▶ **PROBLEM**
All of the records below need to be written out exactly, but without the pictures.

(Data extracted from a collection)
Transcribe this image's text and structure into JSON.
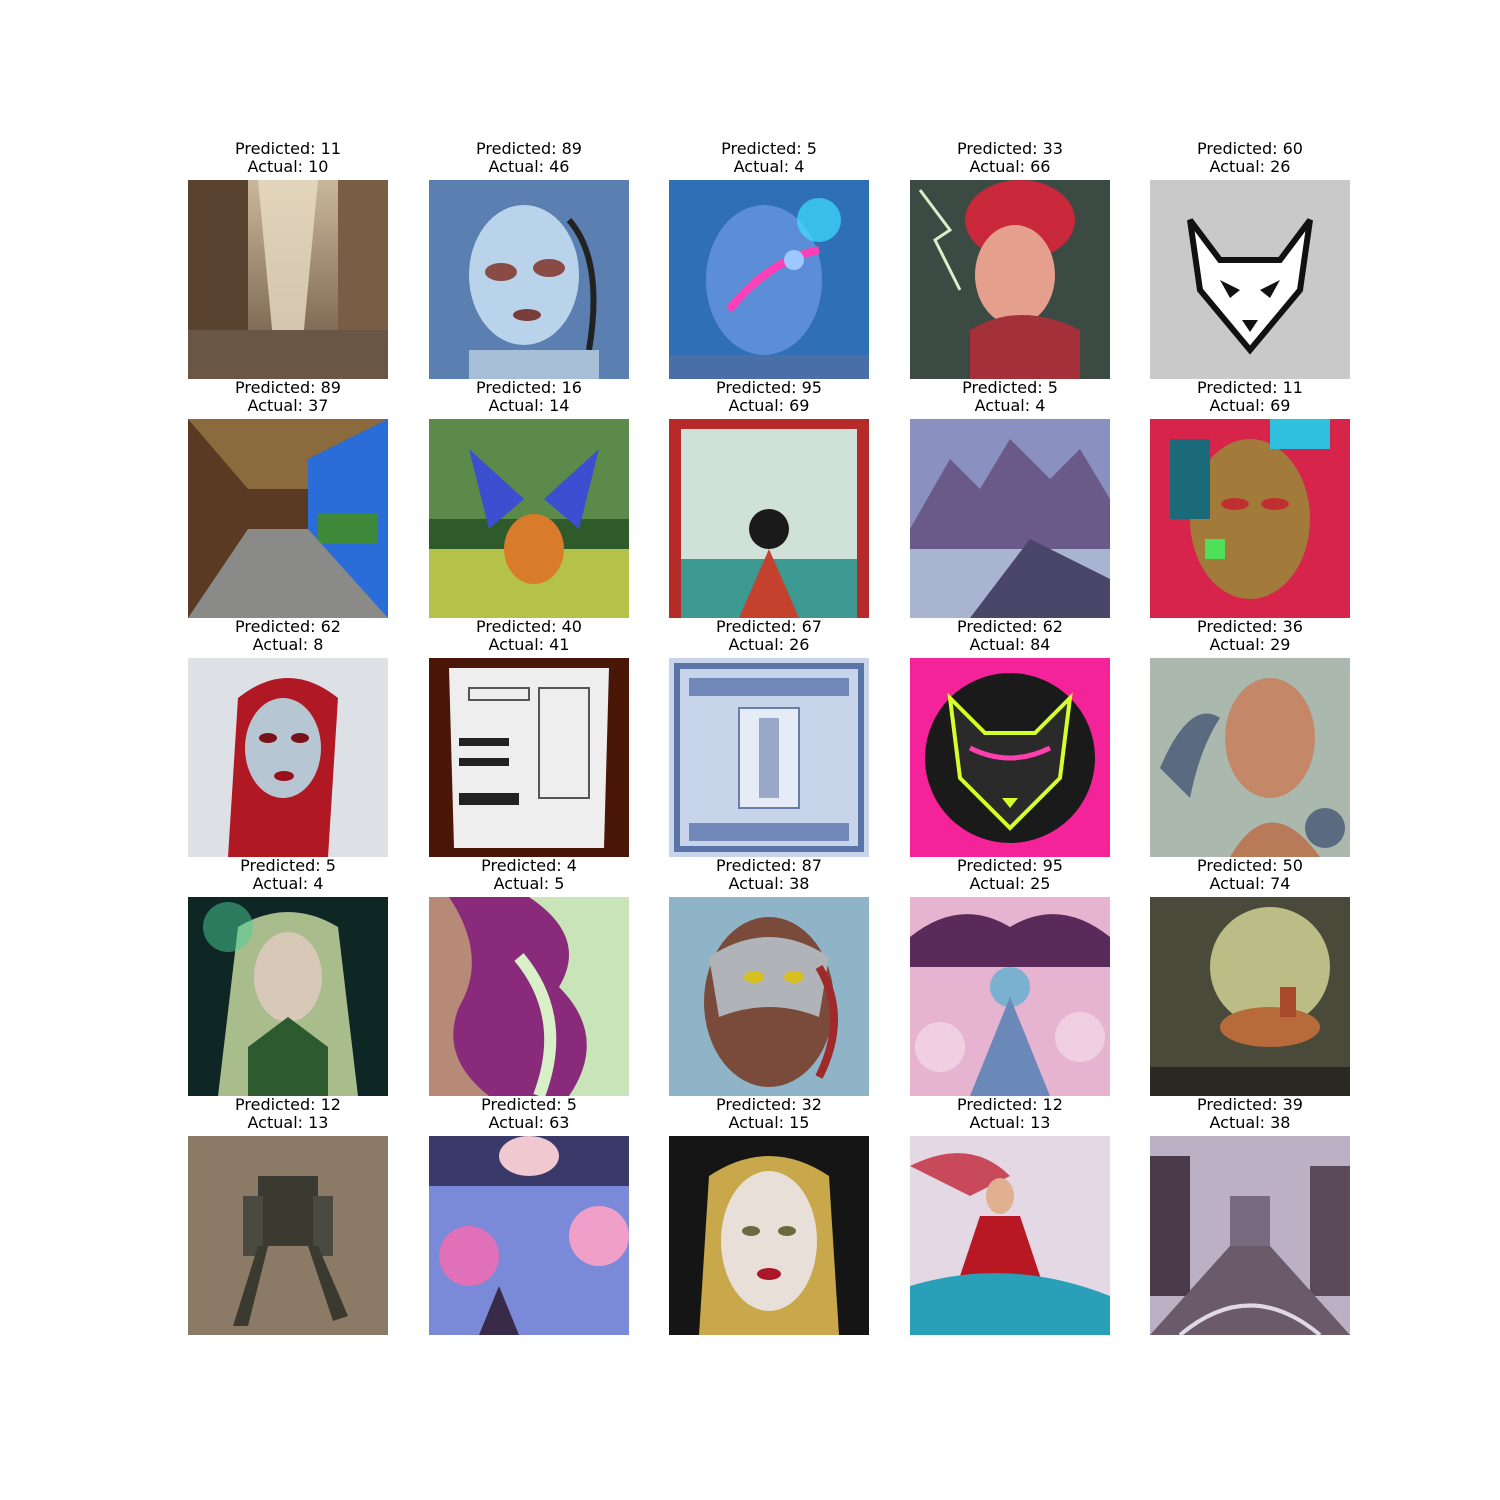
{
  "figure": {
    "rows": 5,
    "cols": 5,
    "cells": [
      {
        "predicted": "Predicted: 11",
        "actual": "Actual: 10",
        "image": "ruined-city-street"
      },
      {
        "predicted": "Predicted: 89",
        "actual": "Actual: 46",
        "image": "pale-cyborg-face"
      },
      {
        "predicted": "Predicted: 5",
        "actual": "Actual: 4",
        "image": "blue-neon-cyborg-face"
      },
      {
        "predicted": "Predicted: 33",
        "actual": "Actual: 66",
        "image": "red-hair-woman-lightning"
      },
      {
        "predicted": "Predicted: 60",
        "actual": "Actual: 26",
        "image": "fox-logo"
      },
      {
        "predicted": "Predicted: 89",
        "actual": "Actual: 37",
        "image": "tunnel-landscape-window"
      },
      {
        "predicted": "Predicted: 16",
        "actual": "Actual: 14",
        "image": "blue-dragon-forest"
      },
      {
        "predicted": "Predicted: 95",
        "actual": "Actual: 69",
        "image": "anime-poster"
      },
      {
        "predicted": "Predicted: 5",
        "actual": "Actual: 4",
        "image": "purple-mountains-lake"
      },
      {
        "predicted": "Predicted: 11",
        "actual": "Actual: 69",
        "image": "neon-cyborg-woman"
      },
      {
        "predicted": "Predicted: 62",
        "actual": "Actual: 8",
        "image": "red-hair-pale-woman"
      },
      {
        "predicted": "Predicted: 40",
        "actual": "Actual: 41",
        "image": "technical-document"
      },
      {
        "predicted": "Predicted: 67",
        "actual": "Actual: 26",
        "image": "blue-blueprint-board"
      },
      {
        "predicted": "Predicted: 62",
        "actual": "Actual: 84",
        "image": "neon-wolf-pink"
      },
      {
        "predicted": "Predicted: 36",
        "actual": "Actual: 29",
        "image": "bald-figure-robotic-arms"
      },
      {
        "predicted": "Predicted: 5",
        "actual": "Actual: 4",
        "image": "green-elf-woman"
      },
      {
        "predicted": "Predicted: 4",
        "actual": "Actual: 5",
        "image": "wavy-hair-woman-profile"
      },
      {
        "predicted": "Predicted: 87",
        "actual": "Actual: 38",
        "image": "cyborg-man-portrait"
      },
      {
        "predicted": "Predicted: 95",
        "actual": "Actual: 25",
        "image": "anime-girl-pink-clouds"
      },
      {
        "predicted": "Predicted: 50",
        "actual": "Actual: 74",
        "image": "horse-rider-fog"
      },
      {
        "predicted": "Predicted: 12",
        "actual": "Actual: 13",
        "image": "armored-robot"
      },
      {
        "predicted": "Predicted: 5",
        "actual": "Actual: 63",
        "image": "anime-pastel-sky"
      },
      {
        "predicted": "Predicted: 32",
        "actual": "Actual: 15",
        "image": "blonde-woman-portrait"
      },
      {
        "predicted": "Predicted: 12",
        "actual": "Actual: 13",
        "image": "red-dress-woman-waves"
      },
      {
        "predicted": "Predicted: 39",
        "actual": "Actual: 38",
        "image": "futuristic-city-highway"
      }
    ]
  }
}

▶ **SOLUTION**
Transcribe this image's text and structure into JSON.
{
  "figure": {
    "rows": 5,
    "cols": 5,
    "cells": [
      {
        "predicted": "Predicted: 11",
        "actual": "Actual: 10",
        "image": "ruined-city-street"
      },
      {
        "predicted": "Predicted: 89",
        "actual": "Actual: 46",
        "image": "pale-cyborg-face"
      },
      {
        "predicted": "Predicted: 5",
        "actual": "Actual: 4",
        "image": "blue-neon-cyborg-face"
      },
      {
        "predicted": "Predicted: 33",
        "actual": "Actual: 66",
        "image": "red-hair-woman-lightning"
      },
      {
        "predicted": "Predicted: 60",
        "actual": "Actual: 26",
        "image": "fox-logo"
      },
      {
        "predicted": "Predicted: 89",
        "actual": "Actual: 37",
        "image": "tunnel-landscape-window"
      },
      {
        "predicted": "Predicted: 16",
        "actual": "Actual: 14",
        "image": "blue-dragon-forest"
      },
      {
        "predicted": "Predicted: 95",
        "actual": "Actual: 69",
        "image": "anime-poster"
      },
      {
        "predicted": "Predicted: 5",
        "actual": "Actual: 4",
        "image": "purple-mountains-lake"
      },
      {
        "predicted": "Predicted: 11",
        "actual": "Actual: 69",
        "image": "neon-cyborg-woman"
      },
      {
        "predicted": "Predicted: 62",
        "actual": "Actual: 8",
        "image": "red-hair-pale-woman"
      },
      {
        "predicted": "Predicted: 40",
        "actual": "Actual: 41",
        "image": "technical-document"
      },
      {
        "predicted": "Predicted: 67",
        "actual": "Actual: 26",
        "image": "blue-blueprint-board"
      },
      {
        "predicted": "Predicted: 62",
        "actual": "Actual: 84",
        "image": "neon-wolf-pink"
      },
      {
        "predicted": "Predicted: 36",
        "actual": "Actual: 29",
        "image": "bald-figure-robotic-arms"
      },
      {
        "predicted": "Predicted: 5",
        "actual": "Actual: 4",
        "image": "green-elf-woman"
      },
      {
        "predicted": "Predicted: 4",
        "actual": "Actual: 5",
        "image": "wavy-hair-woman-profile"
      },
      {
        "predicted": "Predicted: 87",
        "actual": "Actual: 38",
        "image": "cyborg-man-portrait"
      },
      {
        "predicted": "Predicted: 95",
        "actual": "Actual: 25",
        "image": "anime-girl-pink-clouds"
      },
      {
        "predicted": "Predicted: 50",
        "actual": "Actual: 74",
        "image": "horse-rider-fog"
      },
      {
        "predicted": "Predicted: 12",
        "actual": "Actual: 13",
        "image": "armored-robot"
      },
      {
        "predicted": "Predicted: 5",
        "actual": "Actual: 63",
        "image": "anime-pastel-sky"
      },
      {
        "predicted": "Predicted: 32",
        "actual": "Actual: 15",
        "image": "blonde-woman-portrait"
      },
      {
        "predicted": "Predicted: 12",
        "actual": "Actual: 13",
        "image": "red-dress-woman-waves"
      },
      {
        "predicted": "Predicted: 39",
        "actual": "Actual: 38",
        "image": "futuristic-city-highway"
      }
    ]
  }
}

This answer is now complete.